Last weekend Estonian Context-Driven Testers gathered for the 5th Peer Conference. The event was not pure LAWST style, as we started with workshops which were inputs for the presentations that were then discussed during open season.
The theme was about testing skills – what are used in different testing situations, which problems do they solve and are they “social” or “technical”
The three workshops were, details in the links:
Every team had 1 observer in the team to give feedback after they had ‘done’ the assignment, and then all of them were putting together a list of skills they used to solve the problems.
The three workshops concentrated on different testing aspects, but in the end have mostly overlapping problems:
- Not enough information – how to understand, convey and handle the situation
- Sharing your information – explaining your viewpoint, stating your point clearly, listening to others, trying to understand their point
- Conflicting models – every role had different expectations and view of the situation
- Co-operation – even though having a collective goal, every role seemed to want to further their own agenda
- Behavior – taking initiative or shutting up, leading or disrupting the flow, standing your ground or looking for compromises, etc.
Also pointed out were some of the more technical skills, information analysis, test data generation, test design, etc. Not to mention the “critical thinking”, which as quickly agreed that it can (and should) be applied everywhere. But we did not venture into defining that more deeply. It would have taken at least full day of discussion.
Our goal had been to create a list of testing skills that could be used for teaching testing. We did not get that far. Partly due to the time we had, but also due to the fact that the goal was too a bit too vague. Even so I think we got a lot closer to understanding what does it take to be tester on every level.
According to general understanding testing is considered a “technical” career-path. But most of the problems we encountered during the workshop needed social skills for solving them. And we all agreed even without clearly defining “social”. I would say that those skills require a high level of collective tacit knowledge to be applied successfully, but that does not seem to be the full answer as well.

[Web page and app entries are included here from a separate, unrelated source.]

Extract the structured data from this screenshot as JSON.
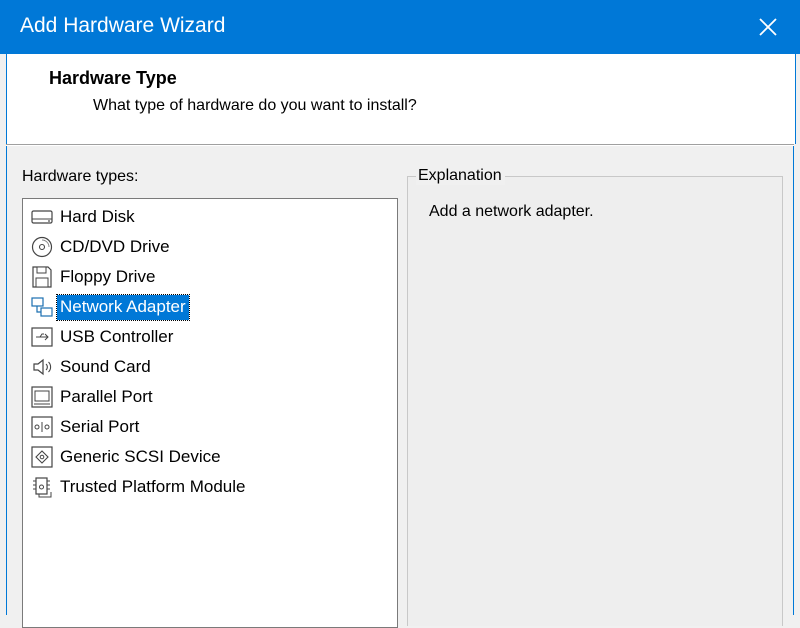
{
  "window": {
    "title": "Add Hardware Wizard"
  },
  "header": {
    "title": "Hardware Type",
    "subtitle": "What type of hardware do you want to install?"
  },
  "list": {
    "label": "Hardware types:",
    "items": [
      {
        "label": "Hard Disk",
        "icon": "hard-disk-icon"
      },
      {
        "label": "CD/DVD Drive",
        "icon": "cd-dvd-icon"
      },
      {
        "label": "Floppy Drive",
        "icon": "floppy-icon"
      },
      {
        "label": "Network Adapter",
        "icon": "network-adapter-icon",
        "selected": true
      },
      {
        "label": "USB Controller",
        "icon": "usb-icon"
      },
      {
        "label": "Sound Card",
        "icon": "speaker-icon"
      },
      {
        "label": "Parallel Port",
        "icon": "parallel-port-icon"
      },
      {
        "label": "Serial Port",
        "icon": "serial-port-icon"
      },
      {
        "label": "Generic SCSI Device",
        "icon": "scsi-icon"
      },
      {
        "label": "Trusted Platform Module",
        "icon": "tpm-chip-icon"
      }
    ]
  },
  "explanation": {
    "title": "Explanation",
    "text": "Add a network adapter."
  },
  "colors": {
    "accent": "#0078d7",
    "selection": "#0078d7"
  }
}
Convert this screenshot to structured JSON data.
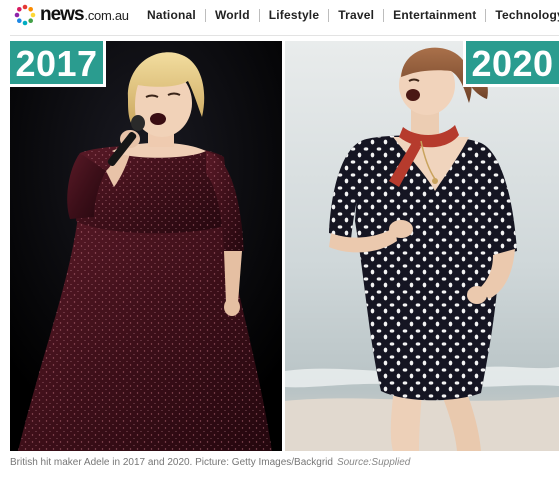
{
  "header": {
    "logo_word": "news",
    "logo_domain": ".com.au",
    "nav": [
      "National",
      "World",
      "Lifestyle",
      "Travel",
      "Entertainment",
      "Technology"
    ]
  },
  "photos": {
    "left_year": "2017",
    "right_year": "2020"
  },
  "caption": {
    "text": "British hit maker Adele in 2017 and 2020. Picture: Getty Images/Backgrid",
    "source": "Source:Supplied"
  },
  "colors": {
    "badge": "#2a9c8f",
    "dress_2017": "#4a1420",
    "dress_2020": "#141420"
  }
}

Next PEST will explore it further.
In the end we agreed that testing has a big social side and learning to deal with that is essential for success.
List of participants: